REQUIRED WORK:
Copy every line below precisely as it appears.

Entries from a dataset of interfaces:

□ □ □ □ □

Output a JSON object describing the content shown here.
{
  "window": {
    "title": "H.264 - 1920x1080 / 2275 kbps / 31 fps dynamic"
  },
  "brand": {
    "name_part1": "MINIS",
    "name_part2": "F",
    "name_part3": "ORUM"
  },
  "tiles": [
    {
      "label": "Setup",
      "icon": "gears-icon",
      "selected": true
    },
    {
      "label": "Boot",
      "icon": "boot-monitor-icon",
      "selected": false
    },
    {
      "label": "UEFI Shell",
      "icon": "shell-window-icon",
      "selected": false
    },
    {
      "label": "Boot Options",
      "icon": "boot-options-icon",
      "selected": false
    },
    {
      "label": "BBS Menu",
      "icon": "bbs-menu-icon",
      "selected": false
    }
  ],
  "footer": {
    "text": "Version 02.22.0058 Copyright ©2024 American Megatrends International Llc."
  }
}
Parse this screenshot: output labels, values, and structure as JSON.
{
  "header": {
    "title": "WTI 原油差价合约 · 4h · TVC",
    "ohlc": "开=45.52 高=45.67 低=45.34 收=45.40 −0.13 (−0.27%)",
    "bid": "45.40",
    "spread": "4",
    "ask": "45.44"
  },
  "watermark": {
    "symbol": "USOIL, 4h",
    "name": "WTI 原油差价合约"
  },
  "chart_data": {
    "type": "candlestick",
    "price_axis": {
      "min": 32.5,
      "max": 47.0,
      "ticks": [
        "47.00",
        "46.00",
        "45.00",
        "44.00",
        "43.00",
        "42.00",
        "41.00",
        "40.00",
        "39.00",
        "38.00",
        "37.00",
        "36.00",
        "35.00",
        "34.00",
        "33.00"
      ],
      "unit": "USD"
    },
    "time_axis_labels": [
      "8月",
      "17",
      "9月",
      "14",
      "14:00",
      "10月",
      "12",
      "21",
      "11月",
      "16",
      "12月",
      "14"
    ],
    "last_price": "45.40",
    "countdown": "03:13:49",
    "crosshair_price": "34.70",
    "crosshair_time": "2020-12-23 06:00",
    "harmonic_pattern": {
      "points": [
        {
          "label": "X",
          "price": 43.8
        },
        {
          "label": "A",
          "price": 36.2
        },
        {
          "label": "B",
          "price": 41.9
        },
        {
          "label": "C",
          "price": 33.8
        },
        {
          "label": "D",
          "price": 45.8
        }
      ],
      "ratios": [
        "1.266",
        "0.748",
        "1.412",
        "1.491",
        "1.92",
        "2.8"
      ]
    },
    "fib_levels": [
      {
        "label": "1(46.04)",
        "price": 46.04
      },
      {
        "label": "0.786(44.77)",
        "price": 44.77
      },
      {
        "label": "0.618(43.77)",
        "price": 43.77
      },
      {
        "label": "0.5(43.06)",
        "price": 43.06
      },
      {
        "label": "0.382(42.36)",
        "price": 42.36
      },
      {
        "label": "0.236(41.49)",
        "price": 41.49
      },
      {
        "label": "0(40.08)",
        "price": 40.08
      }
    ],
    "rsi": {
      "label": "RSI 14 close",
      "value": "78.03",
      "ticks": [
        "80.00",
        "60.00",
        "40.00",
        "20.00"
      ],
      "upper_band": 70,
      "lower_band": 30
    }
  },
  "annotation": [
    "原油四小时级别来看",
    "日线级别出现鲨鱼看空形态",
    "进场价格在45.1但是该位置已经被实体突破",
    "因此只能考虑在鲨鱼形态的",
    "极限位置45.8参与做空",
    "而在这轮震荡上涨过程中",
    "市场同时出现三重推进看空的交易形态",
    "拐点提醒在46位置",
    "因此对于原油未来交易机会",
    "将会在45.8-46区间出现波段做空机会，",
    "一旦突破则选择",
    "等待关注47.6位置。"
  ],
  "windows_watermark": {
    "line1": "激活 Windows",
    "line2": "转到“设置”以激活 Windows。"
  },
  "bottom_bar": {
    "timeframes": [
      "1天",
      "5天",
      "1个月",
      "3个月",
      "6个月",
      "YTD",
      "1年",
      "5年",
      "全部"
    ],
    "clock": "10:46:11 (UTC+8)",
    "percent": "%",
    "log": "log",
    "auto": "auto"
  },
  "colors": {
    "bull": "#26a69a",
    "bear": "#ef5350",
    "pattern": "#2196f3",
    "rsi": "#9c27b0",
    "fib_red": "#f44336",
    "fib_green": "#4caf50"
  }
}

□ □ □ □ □

RESULT FOR THIS EXERCISE:
Output a JSON object describing the content shown here.
{
  "window": {
    "title": "H.264 - 1920x1080 / 2275 kbps / 31 fps dynamic"
  },
  "brand": {
    "name_part1": "MINIS",
    "name_part2": "F",
    "name_part3": "ORUM"
  },
  "tiles": [
    {
      "label": "Setup",
      "icon": "gears-icon",
      "selected": true
    },
    {
      "label": "Boot",
      "icon": "boot-monitor-icon",
      "selected": false
    },
    {
      "label": "UEFI Shell",
      "icon": "shell-window-icon",
      "selected": false
    },
    {
      "label": "Boot Options",
      "icon": "boot-options-icon",
      "selected": false
    },
    {
      "label": "BBS Menu",
      "icon": "bbs-menu-icon",
      "selected": false
    }
  ],
  "footer": {
    "text": "Version 02.22.0058 Copyright ©2024 American Megatrends International Llc."
  }
}
Parse this screenshot: output labels, values, and structure as JSON.
{
  "header": {
    "title": "WTI 原油差价合约 · 4h · TVC",
    "ohlc": "开=45.52 高=45.67 低=45.34 收=45.40 −0.13 (−0.27%)",
    "bid": "45.40",
    "spread": "4",
    "ask": "45.44"
  },
  "watermark": {
    "symbol": "USOIL, 4h",
    "name": "WTI 原油差价合约"
  },
  "chart_data": {
    "type": "candlestick",
    "price_axis": {
      "min": 32.5,
      "max": 47.0,
      "ticks": [
        "47.00",
        "46.00",
        "45.00",
        "44.00",
        "43.00",
        "42.00",
        "41.00",
        "40.00",
        "39.00",
        "38.00",
        "37.00",
        "36.00",
        "35.00",
        "34.00",
        "33.00"
      ],
      "unit": "USD"
    },
    "time_axis_labels": [
      "8月",
      "17",
      "9月",
      "14",
      "14:00",
      "10月",
      "12",
      "21",
      "11月",
      "16",
      "12月",
      "14"
    ],
    "last_price": "45.40",
    "countdown": "03:13:49",
    "crosshair_price": "34.70",
    "crosshair_time": "2020-12-23 06:00",
    "harmonic_pattern": {
      "points": [
        {
          "label": "X",
          "price": 43.8
        },
        {
          "label": "A",
          "price": 36.2
        },
        {
          "label": "B",
          "price": 41.9
        },
        {
          "label": "C",
          "price": 33.8
        },
        {
          "label": "D",
          "price": 45.8
        }
      ],
      "ratios": [
        "1.266",
        "0.748",
        "1.412",
        "1.491",
        "1.92",
        "2.8"
      ]
    },
    "fib_levels": [
      {
        "label": "1(46.04)",
        "price": 46.04
      },
      {
        "label": "0.786(44.77)",
        "price": 44.77
      },
      {
        "label": "0.618(43.77)",
        "price": 43.77
      },
      {
        "label": "0.5(43.06)",
        "price": 43.06
      },
      {
        "label": "0.382(42.36)",
        "price": 42.36
      },
      {
        "label": "0.236(41.49)",
        "price": 41.49
      },
      {
        "label": "0(40.08)",
        "price": 40.08
      }
    ],
    "rsi": {
      "label": "RSI 14 close",
      "value": "78.03",
      "ticks": [
        "80.00",
        "60.00",
        "40.00",
        "20.00"
      ],
      "upper_band": 70,
      "lower_band": 30
    }
  },
  "annotation": [
    "原油四小时级别来看",
    "日线级别出现鲨鱼看空形态",
    "进场价格在45.1但是该位置已经被实体突破",
    "因此只能考虑在鲨鱼形态的",
    "极限位置45.8参与做空",
    "而在这轮震荡上涨过程中",
    "市场同时出现三重推进看空的交易形态",
    "拐点提醒在46位置",
    "因此对于原油未来交易机会",
    "将会在45.8-46区间出现波段做空机会，",
    "一旦突破则选择",
    "等待关注47.6位置。"
  ],
  "windows_watermark": {
    "line1": "激活 Windows",
    "line2": "转到“设置”以激活 Windows。"
  },
  "bottom_bar": {
    "timeframes": [
      "1天",
      "5天",
      "1个月",
      "3个月",
      "6个月",
      "YTD",
      "1年",
      "5年",
      "全部"
    ],
    "clock": "10:46:11 (UTC+8)",
    "percent": "%",
    "log": "log",
    "auto": "auto"
  },
  "colors": {
    "bull": "#26a69a",
    "bear": "#ef5350",
    "pattern": "#2196f3",
    "rsi": "#9c27b0",
    "fib_red": "#f44336",
    "fib_green": "#4caf50"
  }
}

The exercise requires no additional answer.